Following the rejection of Eskom’s application to allow the entity to pollute more than what is legally permitted by the Department of Environmental Affairs, Eskom has issued a warning that the country could face Stage 8 blackouts with immediate effect and charge 30% more for electricity in 2022. As a result, about 16,000 megawatts will be taken off the grid should they comply with the Department’s decision. furthermore, postponement applications for power stations Majuba, Tutuka, Kendal, and Kriel were partially granted.

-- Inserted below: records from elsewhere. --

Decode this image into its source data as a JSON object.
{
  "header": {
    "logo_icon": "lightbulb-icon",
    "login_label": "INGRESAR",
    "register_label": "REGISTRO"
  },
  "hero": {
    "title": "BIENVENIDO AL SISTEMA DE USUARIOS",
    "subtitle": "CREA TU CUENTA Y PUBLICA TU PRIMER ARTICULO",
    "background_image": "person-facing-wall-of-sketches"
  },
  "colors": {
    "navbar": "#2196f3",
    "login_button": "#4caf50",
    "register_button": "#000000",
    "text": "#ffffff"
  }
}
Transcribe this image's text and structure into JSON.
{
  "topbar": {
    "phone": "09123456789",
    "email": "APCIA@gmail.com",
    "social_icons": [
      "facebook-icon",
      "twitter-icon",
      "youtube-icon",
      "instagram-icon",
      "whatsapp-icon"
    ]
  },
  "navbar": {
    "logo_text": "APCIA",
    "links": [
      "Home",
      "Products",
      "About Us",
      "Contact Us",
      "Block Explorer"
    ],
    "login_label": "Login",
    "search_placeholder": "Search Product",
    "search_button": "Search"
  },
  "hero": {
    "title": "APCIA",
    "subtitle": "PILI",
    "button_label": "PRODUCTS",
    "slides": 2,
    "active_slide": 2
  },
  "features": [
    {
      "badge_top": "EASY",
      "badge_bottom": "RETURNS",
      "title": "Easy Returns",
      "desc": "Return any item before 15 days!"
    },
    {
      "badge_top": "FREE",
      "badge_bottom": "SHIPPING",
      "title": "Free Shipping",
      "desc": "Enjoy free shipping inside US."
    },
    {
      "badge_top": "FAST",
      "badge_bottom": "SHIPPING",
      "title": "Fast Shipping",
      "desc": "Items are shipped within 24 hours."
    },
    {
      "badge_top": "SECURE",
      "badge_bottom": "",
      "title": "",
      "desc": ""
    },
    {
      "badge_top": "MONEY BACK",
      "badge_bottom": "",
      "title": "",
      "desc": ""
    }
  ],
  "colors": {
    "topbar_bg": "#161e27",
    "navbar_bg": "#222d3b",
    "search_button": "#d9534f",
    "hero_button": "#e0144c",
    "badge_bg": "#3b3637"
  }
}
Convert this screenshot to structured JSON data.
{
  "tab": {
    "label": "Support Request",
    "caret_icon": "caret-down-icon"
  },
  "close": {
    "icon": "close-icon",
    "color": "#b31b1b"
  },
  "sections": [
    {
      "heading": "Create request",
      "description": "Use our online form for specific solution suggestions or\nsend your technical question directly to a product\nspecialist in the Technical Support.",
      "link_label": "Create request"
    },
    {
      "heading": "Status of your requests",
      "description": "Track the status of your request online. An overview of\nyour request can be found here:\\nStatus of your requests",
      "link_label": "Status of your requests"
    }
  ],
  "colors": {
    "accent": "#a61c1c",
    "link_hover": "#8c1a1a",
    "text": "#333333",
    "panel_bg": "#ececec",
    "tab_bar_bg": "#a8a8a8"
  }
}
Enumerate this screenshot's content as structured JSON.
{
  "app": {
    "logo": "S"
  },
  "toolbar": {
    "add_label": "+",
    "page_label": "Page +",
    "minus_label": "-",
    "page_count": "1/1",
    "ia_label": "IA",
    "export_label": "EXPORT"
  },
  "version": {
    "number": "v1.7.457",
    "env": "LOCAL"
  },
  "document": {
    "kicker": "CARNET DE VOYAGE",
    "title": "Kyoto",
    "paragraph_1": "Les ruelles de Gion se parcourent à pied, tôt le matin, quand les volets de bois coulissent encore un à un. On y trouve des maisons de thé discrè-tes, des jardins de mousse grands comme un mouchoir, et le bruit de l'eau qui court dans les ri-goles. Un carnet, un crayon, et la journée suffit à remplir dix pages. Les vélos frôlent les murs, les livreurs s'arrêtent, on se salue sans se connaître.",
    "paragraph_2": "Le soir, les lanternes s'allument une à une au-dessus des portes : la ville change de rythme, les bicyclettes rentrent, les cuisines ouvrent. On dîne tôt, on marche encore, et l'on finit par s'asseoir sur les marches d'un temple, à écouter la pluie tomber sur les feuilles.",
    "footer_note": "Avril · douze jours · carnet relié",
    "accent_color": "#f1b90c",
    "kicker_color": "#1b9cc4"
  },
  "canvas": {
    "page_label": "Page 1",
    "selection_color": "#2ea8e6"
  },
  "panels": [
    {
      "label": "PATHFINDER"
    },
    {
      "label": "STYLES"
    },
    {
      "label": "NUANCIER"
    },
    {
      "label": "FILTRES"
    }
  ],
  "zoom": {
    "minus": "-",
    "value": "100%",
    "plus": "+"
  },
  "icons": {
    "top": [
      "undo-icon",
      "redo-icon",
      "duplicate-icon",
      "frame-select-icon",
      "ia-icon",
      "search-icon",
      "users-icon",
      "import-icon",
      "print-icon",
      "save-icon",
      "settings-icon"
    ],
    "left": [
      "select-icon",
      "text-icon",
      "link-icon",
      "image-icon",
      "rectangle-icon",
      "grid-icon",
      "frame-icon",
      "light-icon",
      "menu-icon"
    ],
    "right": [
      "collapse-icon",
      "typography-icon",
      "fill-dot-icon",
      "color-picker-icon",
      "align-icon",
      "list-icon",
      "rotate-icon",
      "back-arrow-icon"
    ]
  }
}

Eskom had applied for exemptions from minimum air-quality standards including its Sulphur dioxide, nitrogen oxide and particulate matter emissions for two power stations in Limpopo, Matimba, and Medupi, which make up approximately one-third of the company’s total generating capacity. However, the Department outrightly rejected the request. Stage 8 load-shedding implementations mean that the country would continuously experience over 12 hours of no power, negatively affecting households and businesses.
Eskom’s compliance with the requirements set out by the Department would require a drastic price increase for electricity. The reason for the price hike lies in the costs that Eskom would incur for installing flue-gas desulphurization technology which would reduce harmful emissions, which will cost each power station R30 billion and R300 billion overall. Eskom estimates that they would have to add 10% on the 20% of tariffs the company has already requested with the national energy regulator for the 2022/2023 financial year bringing the total increase to 30%.
Deidre Herbst, Eskom Senior Manager told news outlet eNCA that Eskom has appealed the decision and has asked for remediation. She further added that Eskom ‘Hopes to engage with the DMRE [Department of Mineral Resources], and the DPE [Department of Public Enterprises], and the DFFE [Department of Fisheries, and the Environment]. And find a balanced solution which improves and reduces the impact on health but also addresses the financial burden that this will create and ensures that we can have a just energy transition.’
South Africa has recently entered a long-term partnership with France, Germany, the US, and the UK called the Just Energy Transition, which aims to decarbonize South Africa’s economy. The partnership will ‘support South Africa to move from coal and to accelerate its transition to a low emission, climate resilient economy.’
Herbst further stated that Eskom should focus on adding new renewable electricity capacity instead of using solutions such as desulphurization technology for stations that will likely shut down in the next ten to fifteen years.
This is worrisome news for South African citizens as Eskom has been rolling out scheduled blackouts for over ten years and with this announcement it shows no end in sight. With electricity prices on the rise, home and business owner are sure to feel the pinch in 2022.